The focus of Data Points’ research is typically on how one’s behaviors and experiences lead to wealth building potential. Effective wealth accumulators exhibit high levels of competencies shown to predict net worth, including the competency of frugality. Less money spent equals more money saved—thus a greater “profit” or “bottom-line” result at the end of each month, year, etc. But our research supports the conclusion that high-wealth-potential individuals also focus intently on investing the money that they save–thereby generating additional income (i.e., “top line” growth) and capital appreciation. Wall Street recognizes that you can only cut costs so far, and that in order for a business to significantly grow its profitability and value over time, the top line must grow as well. High-wealth-potential individuals apply the same concept to their personal finances: frugality is only half of the equation.
One of my favorite financial media commentators—The Money Guy Show podcaster and financial planner Brian Preston—recently recounted a personal anecdote that compared the saving and investing habits of his parents with those of his wife’s parents. (See The Money Guy Show podcast, “Is the Sky Falling? How to Handle Market Volatility”, released Oct. 22, 2014). By Mr. Preston’s account, his parents were compulsive savers—a quality that he learned and benefited from in his adult and professional life. But they were not investors; most of their life savings was stashed in ultra-conservative savings vehicles like certificates of deposit. His father-in-law on the other hand was not as accomplished in the frugality arena, but had either the good luck or good sense to invest what he did save in an investment vehicle named the Fidelity Magellan Fund. Notwithstanding their lifetime of disciplined saving, Mr. Preston’s parents fell behind his father-in-law in the wealth-accumulation endeavor as a result of their decisions regarding WHAT to do with the money they so diligently saved.
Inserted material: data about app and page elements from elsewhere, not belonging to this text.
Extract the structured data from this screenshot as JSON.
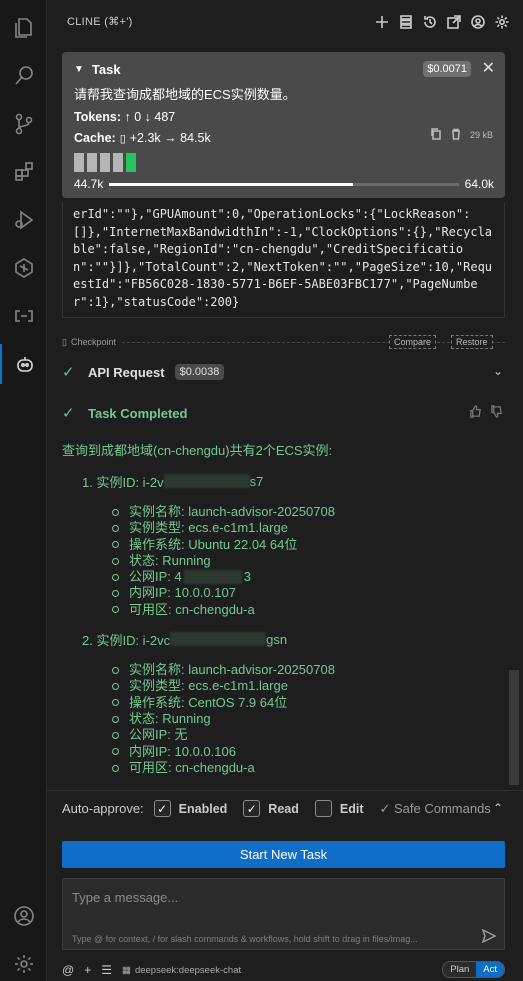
{
  "header": {
    "title": "CLINE (⌘+')"
  },
  "task": {
    "label": "Task",
    "cost": "$0.0071",
    "text": "请帮我查询成都地域的ECS实例数量。",
    "tokens_label": "Tokens:",
    "tokens_in": "↑ 0",
    "tokens_out": "↓ 487",
    "cache_label": "Cache:",
    "cache_value": "+2.3k → 84.5k",
    "size": "29 kB",
    "context_used": "44.7k",
    "context_max": "64.0k",
    "context_fraction": 0.698
  },
  "code_output": "erId\":\"\"},\"GPUAmount\":0,\"OperationLocks\":{\"LockReason\":[]},\"InternetMaxBandwidthIn\":-1,\"ClockOptions\":{},\"Recyclable\":false,\"RegionId\":\"cn-chengdu\",\"CreditSpecification\":\"\"}]},\"TotalCount\":2,\"NextToken\":\"\",\"PageSize\":10,\"RequestId\":\"FB56C028-1830-5771-B6EF-5ABE03FBC177\",\"PageNumber\":1},\"statusCode\":200}",
  "checkpoint": {
    "label": "Checkpoint",
    "compare": "Compare",
    "restore": "Restore"
  },
  "api_request": {
    "title": "API Request",
    "cost": "$0.0038"
  },
  "task_completed": {
    "title": "Task Completed"
  },
  "result": {
    "intro": "查询到成都地域(cn-chengdu)共有2个ECS实例:",
    "instances": [
      {
        "head_prefix": "1. 实例ID: i-2v",
        "head_suffix": "s7",
        "details": [
          "实例名称: launch-advisor-20250708",
          "实例类型: ecs.e-c1m1.large",
          "操作系统: Ubuntu 22.04 64位",
          "状态: Running",
          "公网IP: 4",
          "内网IP: 10.0.0.107",
          "可用区: cn-chengdu-a"
        ],
        "ip_suffix": "3"
      },
      {
        "head_prefix": "2. 实例ID: i-2vc",
        "head_suffix": "gsn",
        "details": [
          "实例名称: launch-advisor-20250708",
          "实例类型: ecs.e-c1m1.large",
          "操作系统: CentOS 7.9 64位",
          "状态: Running",
          "公网IP: 无",
          "内网IP: 10.0.0.106",
          "可用区: cn-chengdu-a"
        ]
      }
    ]
  },
  "auto_approve": {
    "label": "Auto-approve:",
    "enabled": "Enabled",
    "read": "Read",
    "edit": "Edit",
    "safe": "✓ Safe Commands"
  },
  "start_button": "Start New Task",
  "message": {
    "placeholder": "Type a message...",
    "hint": "Type @ for context, / for slash commands & workflows, hold shift to drag in files/imag..."
  },
  "footer": {
    "model": "deepseek:deepseek-chat",
    "plan": "Plan",
    "act": "Act"
  }
}
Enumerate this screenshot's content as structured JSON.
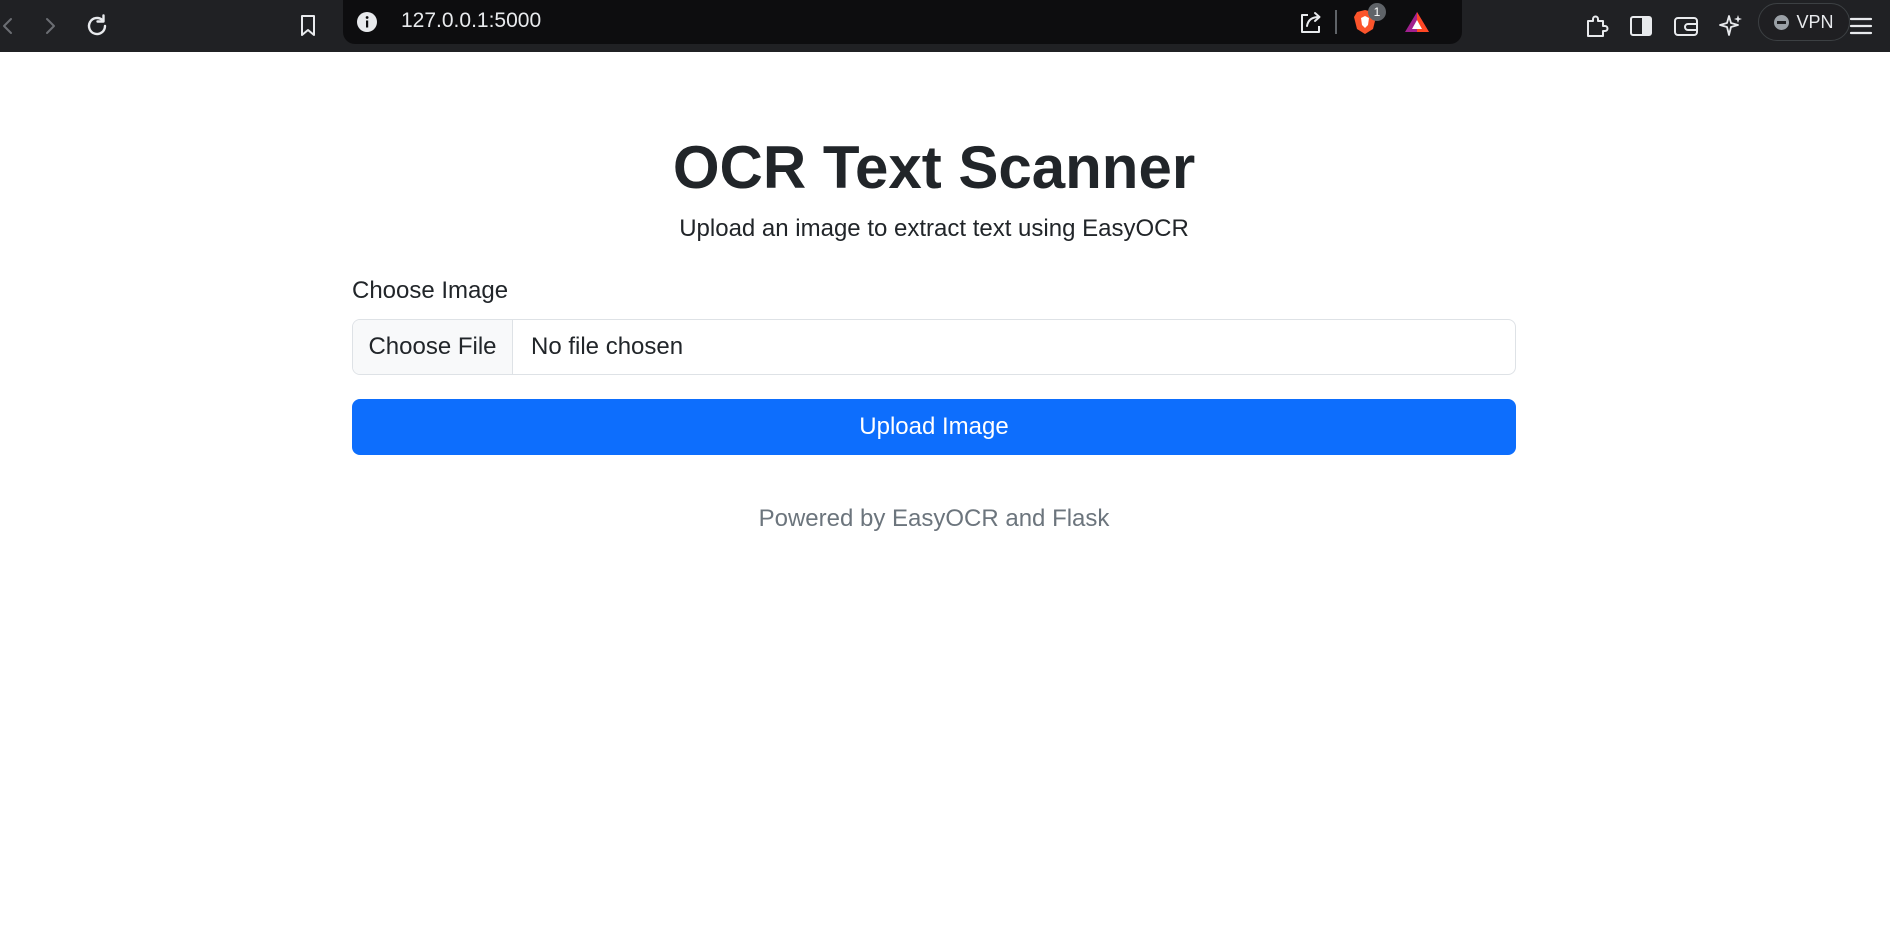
{
  "browser": {
    "url": "127.0.0.1:5000",
    "shield_badge_count": "1",
    "vpn_label": "VPN",
    "icons": [
      "back-icon",
      "forward-icon",
      "reload-icon",
      "bookmark-icon",
      "site-info-icon",
      "share-icon",
      "brave-shield-icon",
      "brave-rewards-icon",
      "extensions-icon",
      "sidebar-icon",
      "wallet-icon",
      "leo-ai-icon",
      "menu-icon"
    ]
  },
  "page": {
    "title": "OCR Text Scanner",
    "subtitle": "Upload an image to extract text using EasyOCR",
    "form": {
      "label": "Choose Image",
      "file_button_label": "Choose File",
      "file_status": "No file chosen",
      "submit_label": "Upload Image"
    },
    "footer": "Powered by EasyOCR and Flask"
  },
  "colors": {
    "toolbar_bg": "#202124",
    "primary_button": "#0d6efd",
    "muted_text": "#6c757d",
    "text": "#212529"
  }
}
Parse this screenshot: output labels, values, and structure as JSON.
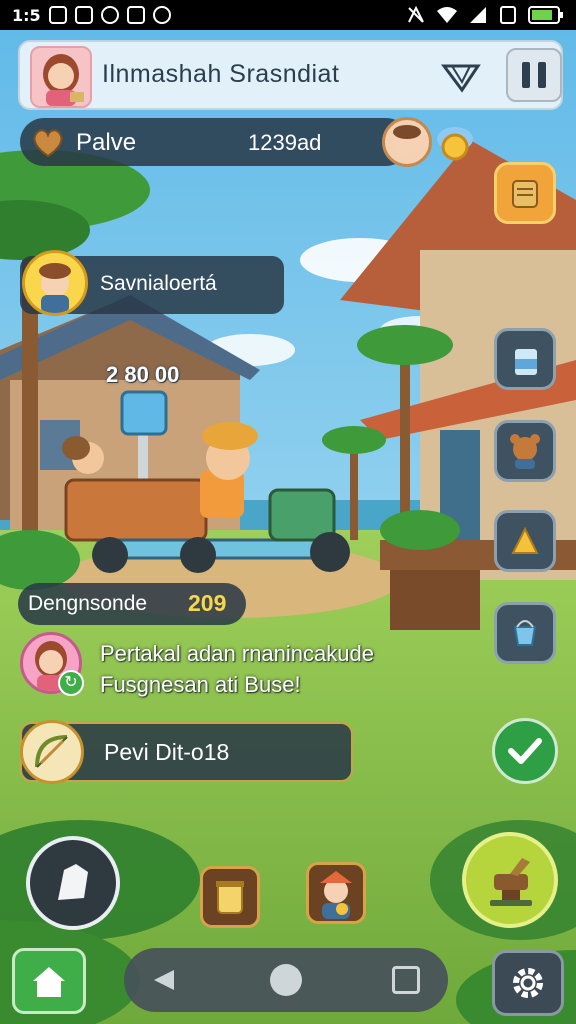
{
  "status_bar": {
    "time": "1:5"
  },
  "top_bar": {
    "title": "Ilnmashah Srasndiat"
  },
  "resources": {
    "label": "Palve",
    "value": "1239ad"
  },
  "quest": {
    "label": "Savnialoertá"
  },
  "floating_number": "2 80 00",
  "counter": {
    "label": "Dengnsonde",
    "value": "209"
  },
  "message": {
    "line1": "Pertakal adan rnanincakude",
    "line2": "Fusgnesan ati Buse!"
  },
  "task": {
    "label": "Pevi Dit-o18"
  },
  "colors": {
    "accent_green": "#3fae49",
    "panel_dark": "#283746",
    "gold": "#f7d84a"
  },
  "icons": {
    "top_left": "avatar-girl-icon",
    "map": "map-icon",
    "pause": "pause-icon",
    "resource": "heart-icon",
    "coin": "coin-icon",
    "side": [
      "scroll-icon",
      "milk-icon",
      "bear-icon",
      "cheese-icon",
      "bucket-icon"
    ],
    "check": "check-icon",
    "bottom": [
      "leaf-icon",
      "jar-icon",
      "boy-avatar-icon",
      "anvil-icon"
    ],
    "home": "home-icon",
    "settings": "gear-icon"
  }
}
Analysis of the volumes of data accumulated by the Affluent Market Institute on millionaires and deca-millionaires as well as Data Points’ latest current research in the field reveals a clear pattern: high-wealth-potential individuals are driven by both top-line and bottom-line financial management. They also have a strong sense of opportunity cost related to their assets—that is, they are driven to invest their resources in areas where they can “put their money to work” for their financial well-being. This approach creates the greatest probability of growth over time and—eventually—financial freedom.
1 thought on “Think Like Wall Street: Focus on Top-Line and Bottom-Line Growth”
Great article. Sums it up better than most!